Web page and app entries
Start of Block
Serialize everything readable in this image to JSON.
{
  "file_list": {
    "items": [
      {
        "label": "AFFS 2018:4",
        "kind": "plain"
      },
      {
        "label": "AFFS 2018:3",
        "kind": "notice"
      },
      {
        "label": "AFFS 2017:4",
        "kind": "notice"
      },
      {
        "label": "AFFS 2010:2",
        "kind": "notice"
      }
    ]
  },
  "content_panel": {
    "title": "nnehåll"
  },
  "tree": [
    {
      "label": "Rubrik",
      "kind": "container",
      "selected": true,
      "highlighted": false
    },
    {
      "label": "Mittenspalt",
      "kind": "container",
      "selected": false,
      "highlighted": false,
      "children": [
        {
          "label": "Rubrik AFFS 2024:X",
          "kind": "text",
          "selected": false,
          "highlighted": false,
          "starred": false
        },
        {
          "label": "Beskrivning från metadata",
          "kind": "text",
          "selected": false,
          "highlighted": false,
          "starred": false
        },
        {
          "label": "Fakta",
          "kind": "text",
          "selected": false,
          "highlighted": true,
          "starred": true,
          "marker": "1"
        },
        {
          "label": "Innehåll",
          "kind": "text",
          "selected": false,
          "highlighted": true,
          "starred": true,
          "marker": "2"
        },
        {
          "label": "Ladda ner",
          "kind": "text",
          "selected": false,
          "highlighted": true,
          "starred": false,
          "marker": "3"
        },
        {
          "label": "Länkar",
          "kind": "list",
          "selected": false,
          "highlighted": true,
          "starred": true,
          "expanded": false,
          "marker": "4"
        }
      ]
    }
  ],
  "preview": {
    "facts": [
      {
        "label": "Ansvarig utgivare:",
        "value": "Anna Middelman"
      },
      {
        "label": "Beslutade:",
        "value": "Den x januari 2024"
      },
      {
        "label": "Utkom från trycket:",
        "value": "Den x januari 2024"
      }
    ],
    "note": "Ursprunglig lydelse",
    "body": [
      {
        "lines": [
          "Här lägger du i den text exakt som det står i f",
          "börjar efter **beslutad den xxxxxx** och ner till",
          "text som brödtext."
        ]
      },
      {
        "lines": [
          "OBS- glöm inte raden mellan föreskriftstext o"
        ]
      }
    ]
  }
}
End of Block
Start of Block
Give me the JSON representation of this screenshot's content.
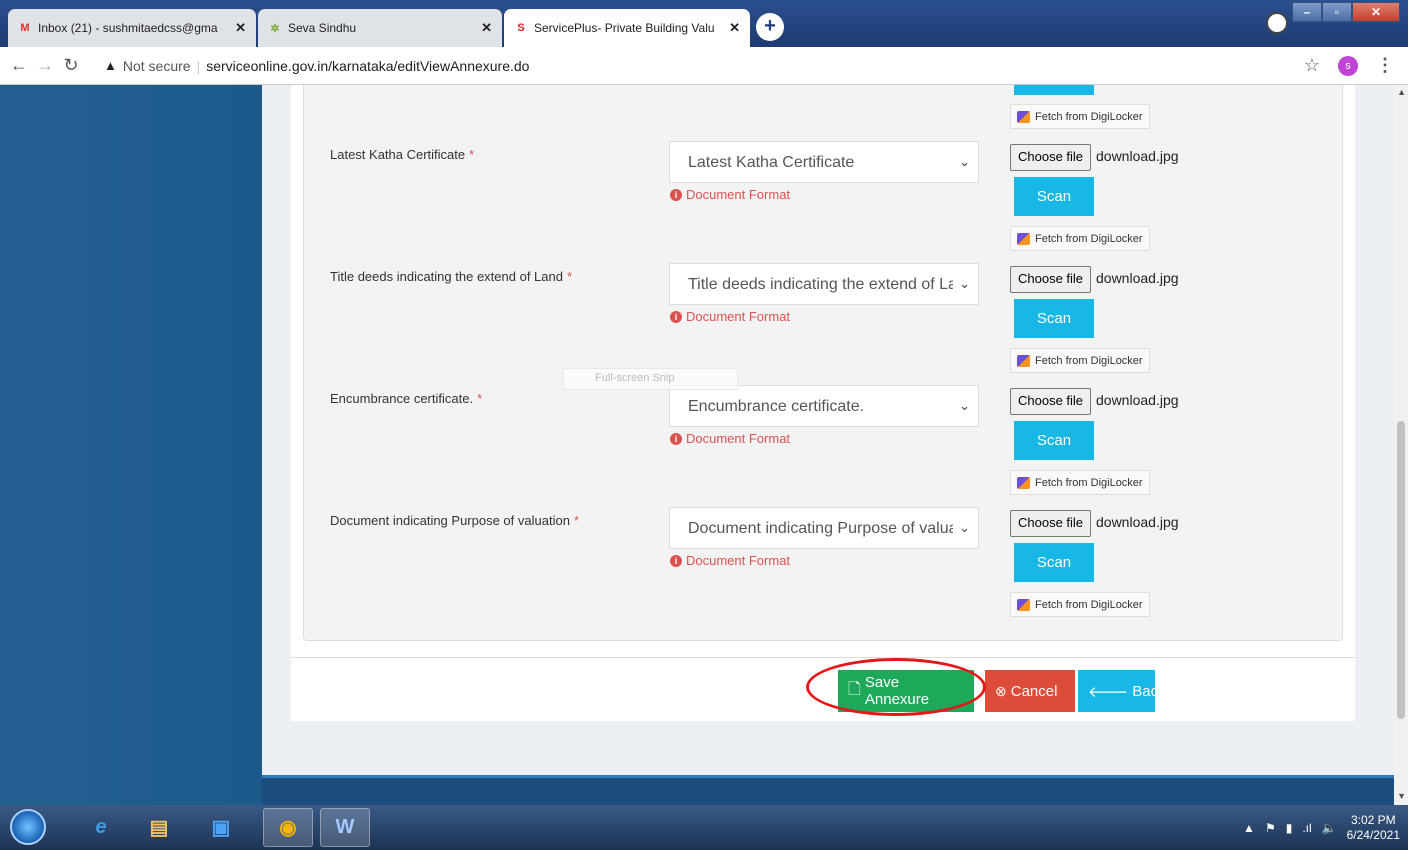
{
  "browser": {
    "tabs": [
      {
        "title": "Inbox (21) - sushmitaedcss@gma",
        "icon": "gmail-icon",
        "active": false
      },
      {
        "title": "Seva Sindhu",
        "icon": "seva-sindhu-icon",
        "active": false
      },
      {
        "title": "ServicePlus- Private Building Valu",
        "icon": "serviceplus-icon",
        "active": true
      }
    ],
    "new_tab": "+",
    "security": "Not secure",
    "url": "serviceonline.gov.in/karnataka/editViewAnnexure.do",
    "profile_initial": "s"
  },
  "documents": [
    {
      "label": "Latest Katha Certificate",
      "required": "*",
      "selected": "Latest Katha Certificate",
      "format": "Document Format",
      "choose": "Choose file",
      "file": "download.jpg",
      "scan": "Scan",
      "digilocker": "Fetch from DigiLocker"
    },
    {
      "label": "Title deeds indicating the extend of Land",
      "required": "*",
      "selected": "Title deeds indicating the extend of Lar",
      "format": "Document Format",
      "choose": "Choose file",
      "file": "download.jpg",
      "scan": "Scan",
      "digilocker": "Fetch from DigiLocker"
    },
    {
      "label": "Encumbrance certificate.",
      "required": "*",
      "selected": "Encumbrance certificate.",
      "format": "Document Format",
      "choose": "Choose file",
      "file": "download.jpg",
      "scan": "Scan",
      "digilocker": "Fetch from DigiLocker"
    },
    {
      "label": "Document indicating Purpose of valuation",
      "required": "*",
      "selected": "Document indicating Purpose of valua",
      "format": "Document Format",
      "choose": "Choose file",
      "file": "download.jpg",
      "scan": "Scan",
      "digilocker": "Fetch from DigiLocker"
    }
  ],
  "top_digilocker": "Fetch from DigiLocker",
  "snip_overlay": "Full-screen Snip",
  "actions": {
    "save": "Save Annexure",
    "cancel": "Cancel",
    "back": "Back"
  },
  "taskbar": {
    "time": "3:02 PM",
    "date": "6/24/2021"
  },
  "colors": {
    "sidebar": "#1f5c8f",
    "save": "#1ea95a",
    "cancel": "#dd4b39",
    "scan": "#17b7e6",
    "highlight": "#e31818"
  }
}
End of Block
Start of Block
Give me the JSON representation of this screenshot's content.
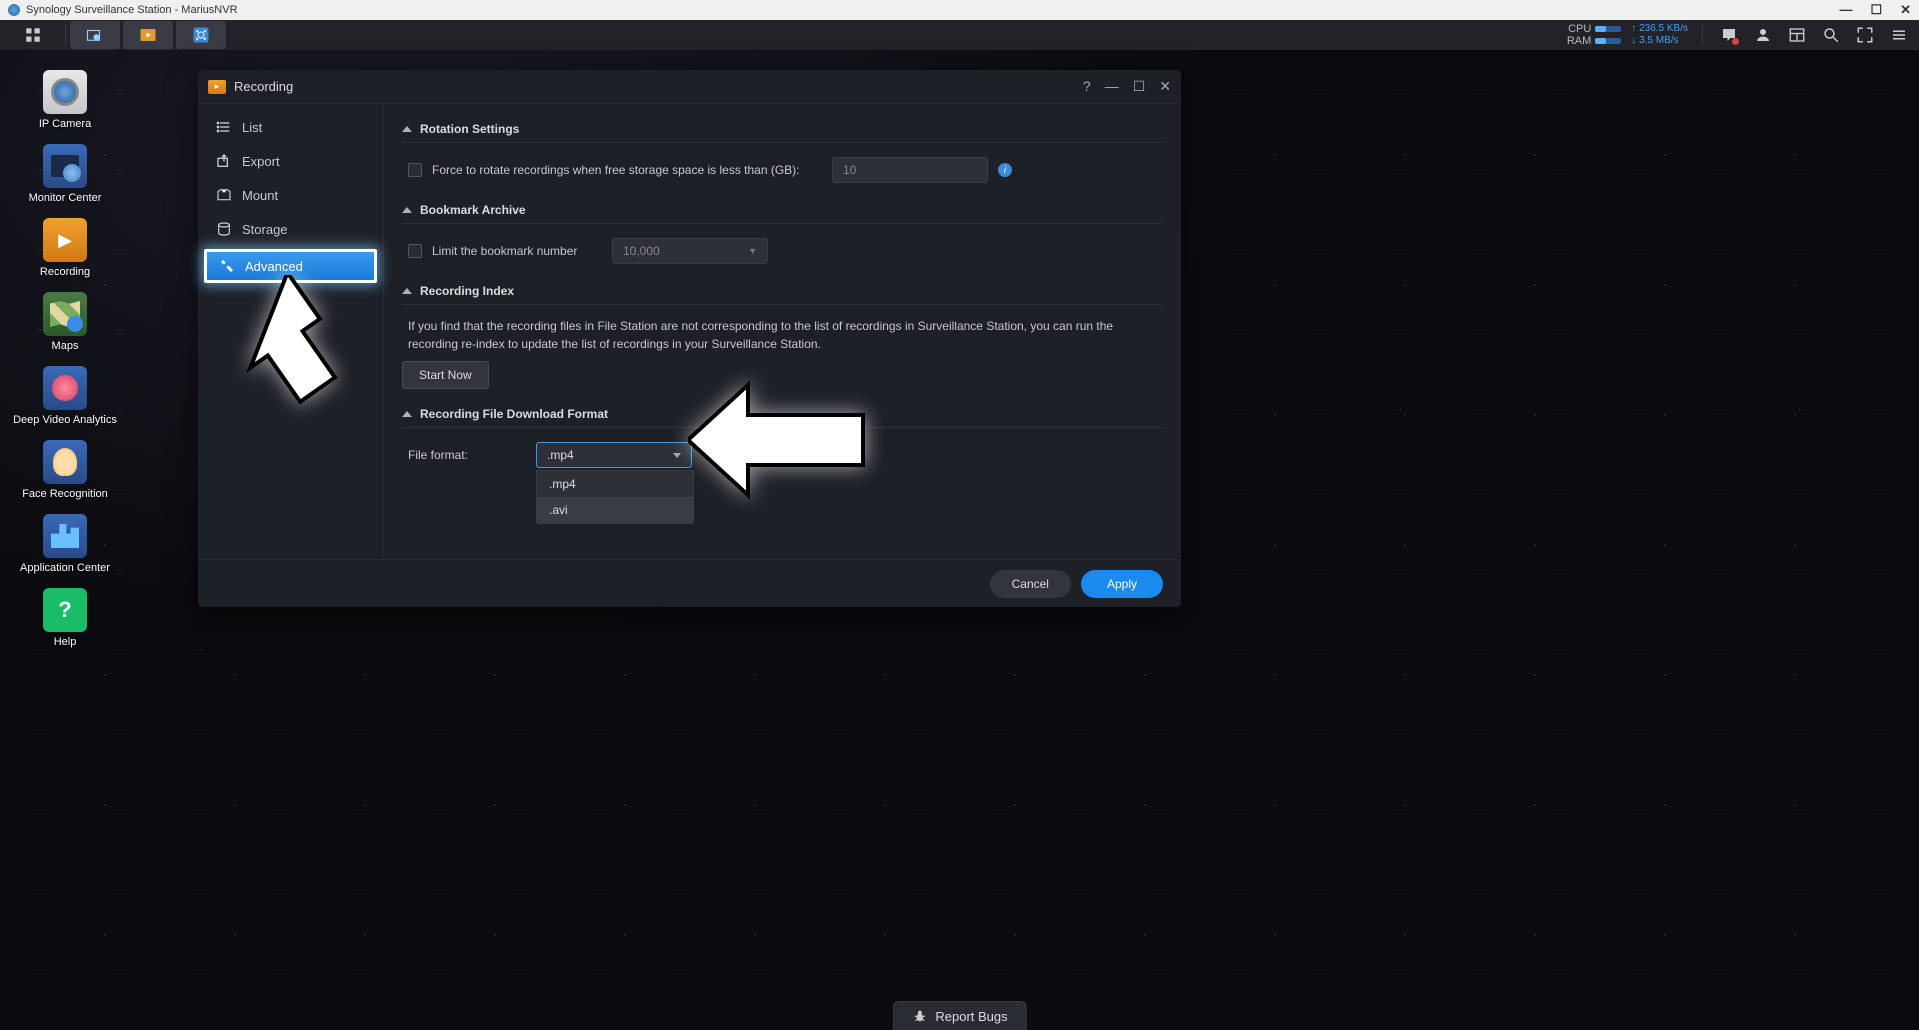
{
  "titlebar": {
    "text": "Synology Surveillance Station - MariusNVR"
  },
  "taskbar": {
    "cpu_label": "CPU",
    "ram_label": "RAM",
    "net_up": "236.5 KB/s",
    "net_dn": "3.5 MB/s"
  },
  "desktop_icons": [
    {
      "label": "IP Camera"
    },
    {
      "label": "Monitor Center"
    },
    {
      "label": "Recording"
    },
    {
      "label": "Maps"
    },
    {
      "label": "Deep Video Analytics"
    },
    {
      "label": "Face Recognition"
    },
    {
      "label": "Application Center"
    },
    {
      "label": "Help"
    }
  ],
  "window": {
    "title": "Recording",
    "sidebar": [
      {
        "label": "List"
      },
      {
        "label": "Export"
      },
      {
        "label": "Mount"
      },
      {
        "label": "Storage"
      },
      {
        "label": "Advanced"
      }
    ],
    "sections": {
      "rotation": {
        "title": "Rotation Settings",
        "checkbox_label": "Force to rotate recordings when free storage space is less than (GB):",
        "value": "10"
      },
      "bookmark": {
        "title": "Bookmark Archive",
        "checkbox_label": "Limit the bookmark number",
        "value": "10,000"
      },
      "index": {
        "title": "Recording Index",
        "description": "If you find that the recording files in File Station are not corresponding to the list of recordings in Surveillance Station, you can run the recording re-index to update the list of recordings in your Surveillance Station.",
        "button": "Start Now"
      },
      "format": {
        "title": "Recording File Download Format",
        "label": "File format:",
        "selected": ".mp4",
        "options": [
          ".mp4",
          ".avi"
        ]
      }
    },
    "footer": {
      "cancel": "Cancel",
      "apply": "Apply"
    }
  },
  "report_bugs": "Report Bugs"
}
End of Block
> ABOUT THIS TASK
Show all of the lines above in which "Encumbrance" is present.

> OUTPUT FOR THIS EXERCISE
      "label": "Encumbrance certificate.",
      "selected": "Encumbrance certificate.",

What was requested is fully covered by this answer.